Band Coaching sessions can help bands make significant improvements in a short space of time. This post explains what to expect from a CME band coaching session and how it’s different from a traditional band skills workshop.
Diagnoses and actions
Our Band Coaching sessions offer a full day, intensive session for individual bands. A team of tutors discuss the aspirations and goals of the band with its members, followed by a diagnostic session during a band performance. Practical advice, based on what the band want, is then offered, such as getting the best sound from equipment, tuning drums, vocal techniques, performance skills, how to work with sound engineers, etc.
Sessions take place at Access to Music in Norwich with two or three tutors. Bands are encouraged to bring their own equipment (if they have it).

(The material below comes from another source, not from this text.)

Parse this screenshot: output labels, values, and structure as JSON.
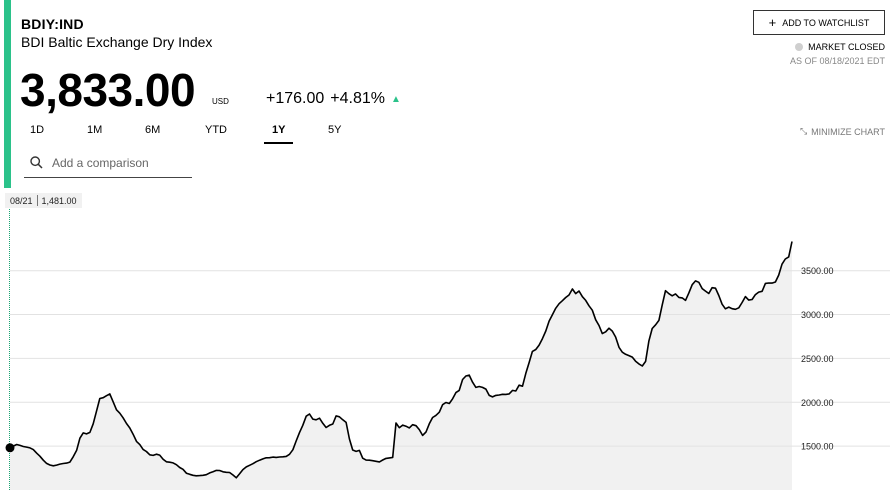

- Questionnaire – band members complete a questionnaire to identify what they want to achieve from the day and their goals for the band. The answers are discussed as a group.
- Play/perform – the band play a few songs in front of the tutors.
- Analysis – band members and tutors discuss the performance in detail, identifying any issues or things that the band would like to change or do differently.
- Sin list – band members and tutors draw up a ‘sin list’ of common annoying/destructive traits in band members. This is a fun and non-confrontational way of encouraging self-awareness. Examples on the list – ‘jaffing’ loudly while a band mate is trying to tune up, being late often, not listening to others’ ideas, etc.
- Specifics – band members split into smaller groups or one-to-one to work on specific issues identified in the analysis section, e.g, achieving the desired sound from an amplifier, dynamics, technical skills, performance skills.
- Final play/perform – once these changes have been nailed the band play again to demonstrate the improvements.
- Action plan – band members create a list of actions to continue progressing beyond the session
How is this different from a regular band skills workshop?
CME has long run band skills workshops (or rock schools) for young musicians, or children who have just started to learn instruments. These one or two day sessions are typically delivered with groups of eight to 16 young people, who have usually not met before. The aim of band skills workshops is to engage, motivate and help young people improve their confidence and self-esteem and gain a better understanding of teamwork, as well as develop musical skills. A final ‘performance’ is there to give a focus to the day and to celebrate achievement – but producing a polished song is not a necessary output – it’s the learning journey that’s important.Band Coaching sessions are for bands who have already written songs and started gigging. It’s an intensive learning experience that requires critical self-analysis and a willingness to take on new ideas.
CME tutor Paul Thompson says: “A Band Coaching session is a shortcut to learning essentials tips, which would normally take months or years of gigging and recording to find out. We point out common pitfalls and show them ways to avoid them. A common issue we’ve come across is a ‘muddy’ sound. So we look in detail at what space each players occupies in the sound spectrum and show them how to lose the muddy sound using the controls and EQs on their instruments and amps. It’s a straightforward and practical change that can quickly improve their sound.“Other aspects of the session are more sensitive – such as exploring relationships within the band, how they work together and how they can come to accept each other’s personalities or traits.“It’s important that it’s a positive experience so we take care not to push too far. We would only offer Band Coaching to bands who are ready for this next step.” So in conclusion, a Band Skills Workshop is a session which uses music making activities to engage, motivate and inspire; Band Coaching is a session designed to improve the sound and self-management of an existing band.